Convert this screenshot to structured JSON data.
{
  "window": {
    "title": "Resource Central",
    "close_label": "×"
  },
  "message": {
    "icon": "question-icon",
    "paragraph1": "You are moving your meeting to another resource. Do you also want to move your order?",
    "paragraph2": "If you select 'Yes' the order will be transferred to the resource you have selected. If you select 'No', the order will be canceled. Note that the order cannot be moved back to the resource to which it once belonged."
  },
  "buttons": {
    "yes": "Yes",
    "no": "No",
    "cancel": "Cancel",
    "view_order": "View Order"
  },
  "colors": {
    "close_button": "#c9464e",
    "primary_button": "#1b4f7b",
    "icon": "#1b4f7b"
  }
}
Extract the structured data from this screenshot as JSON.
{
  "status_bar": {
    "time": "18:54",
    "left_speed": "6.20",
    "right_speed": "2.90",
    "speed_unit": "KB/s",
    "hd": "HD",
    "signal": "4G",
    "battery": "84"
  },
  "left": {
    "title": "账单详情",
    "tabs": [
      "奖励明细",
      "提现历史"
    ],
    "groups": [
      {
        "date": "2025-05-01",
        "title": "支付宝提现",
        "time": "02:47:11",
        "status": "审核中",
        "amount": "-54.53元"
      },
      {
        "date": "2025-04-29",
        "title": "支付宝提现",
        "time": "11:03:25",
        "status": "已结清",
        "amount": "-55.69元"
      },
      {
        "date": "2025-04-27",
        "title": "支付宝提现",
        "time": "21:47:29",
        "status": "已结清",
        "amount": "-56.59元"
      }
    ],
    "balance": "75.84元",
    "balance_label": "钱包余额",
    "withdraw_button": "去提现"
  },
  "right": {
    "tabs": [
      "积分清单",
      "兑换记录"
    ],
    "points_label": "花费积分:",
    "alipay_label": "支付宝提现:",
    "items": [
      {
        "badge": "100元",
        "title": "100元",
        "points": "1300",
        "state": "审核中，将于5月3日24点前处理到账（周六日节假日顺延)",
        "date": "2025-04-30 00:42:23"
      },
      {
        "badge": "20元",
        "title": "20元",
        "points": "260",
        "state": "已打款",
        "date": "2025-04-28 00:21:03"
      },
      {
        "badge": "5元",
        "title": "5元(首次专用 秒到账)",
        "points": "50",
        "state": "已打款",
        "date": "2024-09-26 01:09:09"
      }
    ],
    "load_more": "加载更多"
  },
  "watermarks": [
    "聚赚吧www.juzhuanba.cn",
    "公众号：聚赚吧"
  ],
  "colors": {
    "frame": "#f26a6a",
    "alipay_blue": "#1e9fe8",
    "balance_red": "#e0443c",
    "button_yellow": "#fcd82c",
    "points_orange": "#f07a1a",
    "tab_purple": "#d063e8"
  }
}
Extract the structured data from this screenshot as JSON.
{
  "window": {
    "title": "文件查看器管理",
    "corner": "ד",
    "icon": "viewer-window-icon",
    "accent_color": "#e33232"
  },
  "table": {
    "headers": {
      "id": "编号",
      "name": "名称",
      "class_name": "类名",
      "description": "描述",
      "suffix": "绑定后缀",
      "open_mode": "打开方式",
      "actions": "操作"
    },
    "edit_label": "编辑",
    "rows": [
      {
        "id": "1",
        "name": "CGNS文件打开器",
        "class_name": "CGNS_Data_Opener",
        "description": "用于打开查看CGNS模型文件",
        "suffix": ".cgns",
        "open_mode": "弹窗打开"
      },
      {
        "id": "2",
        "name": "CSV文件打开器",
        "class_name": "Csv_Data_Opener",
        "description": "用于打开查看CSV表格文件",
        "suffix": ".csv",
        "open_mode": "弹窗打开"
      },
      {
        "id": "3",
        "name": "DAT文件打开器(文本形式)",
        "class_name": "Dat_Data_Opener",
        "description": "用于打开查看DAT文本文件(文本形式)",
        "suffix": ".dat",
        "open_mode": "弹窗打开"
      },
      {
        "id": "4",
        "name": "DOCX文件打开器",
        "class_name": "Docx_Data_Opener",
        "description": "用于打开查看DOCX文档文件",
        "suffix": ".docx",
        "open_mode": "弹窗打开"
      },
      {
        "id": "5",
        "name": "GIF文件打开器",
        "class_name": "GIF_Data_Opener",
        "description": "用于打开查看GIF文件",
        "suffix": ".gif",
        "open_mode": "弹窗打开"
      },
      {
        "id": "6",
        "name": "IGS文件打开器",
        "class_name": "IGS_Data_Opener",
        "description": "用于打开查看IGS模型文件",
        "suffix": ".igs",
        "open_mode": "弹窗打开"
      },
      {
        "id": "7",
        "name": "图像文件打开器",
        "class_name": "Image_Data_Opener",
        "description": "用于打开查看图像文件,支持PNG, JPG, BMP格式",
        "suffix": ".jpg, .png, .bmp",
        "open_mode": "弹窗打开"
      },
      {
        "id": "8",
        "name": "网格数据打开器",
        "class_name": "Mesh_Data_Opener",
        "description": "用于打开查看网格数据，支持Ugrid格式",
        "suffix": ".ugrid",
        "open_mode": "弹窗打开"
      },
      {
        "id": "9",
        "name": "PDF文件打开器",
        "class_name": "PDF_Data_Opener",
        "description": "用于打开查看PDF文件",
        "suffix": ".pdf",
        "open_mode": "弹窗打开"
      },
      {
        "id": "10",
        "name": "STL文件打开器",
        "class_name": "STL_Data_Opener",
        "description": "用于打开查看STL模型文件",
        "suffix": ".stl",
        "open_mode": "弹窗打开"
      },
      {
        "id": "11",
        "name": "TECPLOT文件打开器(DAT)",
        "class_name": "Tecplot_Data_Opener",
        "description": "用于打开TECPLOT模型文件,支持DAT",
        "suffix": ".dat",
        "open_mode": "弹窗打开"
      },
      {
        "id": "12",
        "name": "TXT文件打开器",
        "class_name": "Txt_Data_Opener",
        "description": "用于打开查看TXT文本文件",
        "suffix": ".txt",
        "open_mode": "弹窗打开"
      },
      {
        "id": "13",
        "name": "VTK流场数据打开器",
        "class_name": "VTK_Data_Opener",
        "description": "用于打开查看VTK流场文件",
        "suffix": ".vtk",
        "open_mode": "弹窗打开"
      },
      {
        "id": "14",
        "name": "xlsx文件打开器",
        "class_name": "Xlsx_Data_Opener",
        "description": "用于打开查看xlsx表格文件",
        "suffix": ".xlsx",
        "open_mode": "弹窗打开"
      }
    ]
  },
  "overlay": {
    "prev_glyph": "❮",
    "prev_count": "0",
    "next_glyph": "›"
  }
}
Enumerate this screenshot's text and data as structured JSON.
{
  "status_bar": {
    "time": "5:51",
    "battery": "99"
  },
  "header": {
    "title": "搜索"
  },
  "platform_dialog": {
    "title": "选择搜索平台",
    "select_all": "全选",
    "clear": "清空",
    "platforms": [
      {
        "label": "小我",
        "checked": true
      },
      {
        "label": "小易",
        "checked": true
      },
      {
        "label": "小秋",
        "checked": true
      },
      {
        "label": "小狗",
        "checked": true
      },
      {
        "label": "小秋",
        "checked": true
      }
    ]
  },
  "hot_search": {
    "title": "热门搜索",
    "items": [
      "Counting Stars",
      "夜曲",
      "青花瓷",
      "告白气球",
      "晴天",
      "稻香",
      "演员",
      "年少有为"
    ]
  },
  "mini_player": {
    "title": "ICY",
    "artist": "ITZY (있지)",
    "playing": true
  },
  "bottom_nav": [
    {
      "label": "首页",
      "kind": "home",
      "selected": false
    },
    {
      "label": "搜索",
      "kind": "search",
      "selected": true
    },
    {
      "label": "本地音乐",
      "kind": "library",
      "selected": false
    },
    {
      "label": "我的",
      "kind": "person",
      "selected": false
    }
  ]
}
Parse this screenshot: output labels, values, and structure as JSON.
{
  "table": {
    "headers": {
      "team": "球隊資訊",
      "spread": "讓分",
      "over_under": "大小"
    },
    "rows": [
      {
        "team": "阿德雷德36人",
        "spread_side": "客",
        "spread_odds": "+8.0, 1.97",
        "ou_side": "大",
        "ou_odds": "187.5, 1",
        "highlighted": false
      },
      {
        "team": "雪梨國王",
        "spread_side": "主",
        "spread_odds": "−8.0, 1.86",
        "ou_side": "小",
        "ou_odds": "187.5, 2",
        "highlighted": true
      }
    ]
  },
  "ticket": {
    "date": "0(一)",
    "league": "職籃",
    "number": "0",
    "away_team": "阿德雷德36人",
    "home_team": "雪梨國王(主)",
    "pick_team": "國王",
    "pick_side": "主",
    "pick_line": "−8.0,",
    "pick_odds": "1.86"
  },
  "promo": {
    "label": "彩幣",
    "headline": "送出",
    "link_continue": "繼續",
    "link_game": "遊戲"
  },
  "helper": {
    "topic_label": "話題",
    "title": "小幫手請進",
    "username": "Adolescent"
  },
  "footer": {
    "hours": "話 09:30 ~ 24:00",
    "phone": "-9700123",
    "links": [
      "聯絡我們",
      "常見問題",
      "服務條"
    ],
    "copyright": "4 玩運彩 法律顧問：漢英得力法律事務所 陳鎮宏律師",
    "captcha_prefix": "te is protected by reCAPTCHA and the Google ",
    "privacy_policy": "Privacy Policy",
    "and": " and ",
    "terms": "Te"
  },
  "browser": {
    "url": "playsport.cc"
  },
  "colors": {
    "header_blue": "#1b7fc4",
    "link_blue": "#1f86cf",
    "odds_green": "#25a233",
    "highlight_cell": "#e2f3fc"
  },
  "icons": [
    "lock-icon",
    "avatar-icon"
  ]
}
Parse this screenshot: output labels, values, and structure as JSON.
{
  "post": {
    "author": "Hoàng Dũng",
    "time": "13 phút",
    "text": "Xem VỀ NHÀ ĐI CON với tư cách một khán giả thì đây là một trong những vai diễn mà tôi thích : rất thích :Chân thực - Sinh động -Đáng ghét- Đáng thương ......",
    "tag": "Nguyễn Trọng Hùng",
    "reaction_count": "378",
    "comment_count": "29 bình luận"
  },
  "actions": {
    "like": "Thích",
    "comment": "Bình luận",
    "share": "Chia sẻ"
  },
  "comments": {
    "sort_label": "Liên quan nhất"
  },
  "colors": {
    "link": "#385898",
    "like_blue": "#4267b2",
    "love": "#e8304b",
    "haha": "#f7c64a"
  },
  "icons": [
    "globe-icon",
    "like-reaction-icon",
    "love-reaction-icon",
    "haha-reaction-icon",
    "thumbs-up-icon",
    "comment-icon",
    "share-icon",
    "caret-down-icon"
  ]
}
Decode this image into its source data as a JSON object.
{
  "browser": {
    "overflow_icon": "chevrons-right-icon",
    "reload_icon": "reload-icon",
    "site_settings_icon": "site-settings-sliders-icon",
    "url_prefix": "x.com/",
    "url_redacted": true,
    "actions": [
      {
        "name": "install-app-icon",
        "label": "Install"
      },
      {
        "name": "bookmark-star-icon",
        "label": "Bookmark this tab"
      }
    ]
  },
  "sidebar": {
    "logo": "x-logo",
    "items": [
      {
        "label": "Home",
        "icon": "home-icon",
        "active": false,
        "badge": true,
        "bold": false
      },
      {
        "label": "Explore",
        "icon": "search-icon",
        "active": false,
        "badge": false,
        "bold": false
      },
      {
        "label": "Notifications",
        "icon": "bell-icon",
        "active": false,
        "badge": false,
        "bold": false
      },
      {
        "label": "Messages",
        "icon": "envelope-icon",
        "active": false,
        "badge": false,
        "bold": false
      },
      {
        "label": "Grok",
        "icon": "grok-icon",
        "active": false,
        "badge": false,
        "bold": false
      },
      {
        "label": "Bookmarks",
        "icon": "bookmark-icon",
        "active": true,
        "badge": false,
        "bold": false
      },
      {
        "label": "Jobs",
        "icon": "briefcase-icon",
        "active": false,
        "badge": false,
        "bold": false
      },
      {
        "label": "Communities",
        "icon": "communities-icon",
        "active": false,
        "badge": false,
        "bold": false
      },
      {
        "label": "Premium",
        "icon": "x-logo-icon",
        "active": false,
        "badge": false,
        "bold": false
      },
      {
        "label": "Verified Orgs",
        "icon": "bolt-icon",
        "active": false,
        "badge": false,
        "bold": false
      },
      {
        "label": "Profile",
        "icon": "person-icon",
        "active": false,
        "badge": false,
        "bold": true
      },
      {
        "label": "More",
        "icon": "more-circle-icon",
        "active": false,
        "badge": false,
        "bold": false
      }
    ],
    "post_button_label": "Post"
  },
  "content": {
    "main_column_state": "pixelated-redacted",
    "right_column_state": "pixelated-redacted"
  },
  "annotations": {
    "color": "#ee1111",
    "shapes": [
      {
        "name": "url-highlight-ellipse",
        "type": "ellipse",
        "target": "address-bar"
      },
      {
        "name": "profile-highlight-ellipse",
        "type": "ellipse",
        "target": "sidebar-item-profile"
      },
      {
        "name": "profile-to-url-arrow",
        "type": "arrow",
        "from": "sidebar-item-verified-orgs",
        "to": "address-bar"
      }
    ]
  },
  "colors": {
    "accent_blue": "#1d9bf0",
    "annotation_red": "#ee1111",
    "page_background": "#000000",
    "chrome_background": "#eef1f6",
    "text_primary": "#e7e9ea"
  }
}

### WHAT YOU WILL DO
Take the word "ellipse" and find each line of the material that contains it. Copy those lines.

### EXPECTED ANSWER
        "name": "url-highlight-ellipse",
        "type": "ellipse",
        "name": "profile-highlight-ellipse",
        "type": "ellipse",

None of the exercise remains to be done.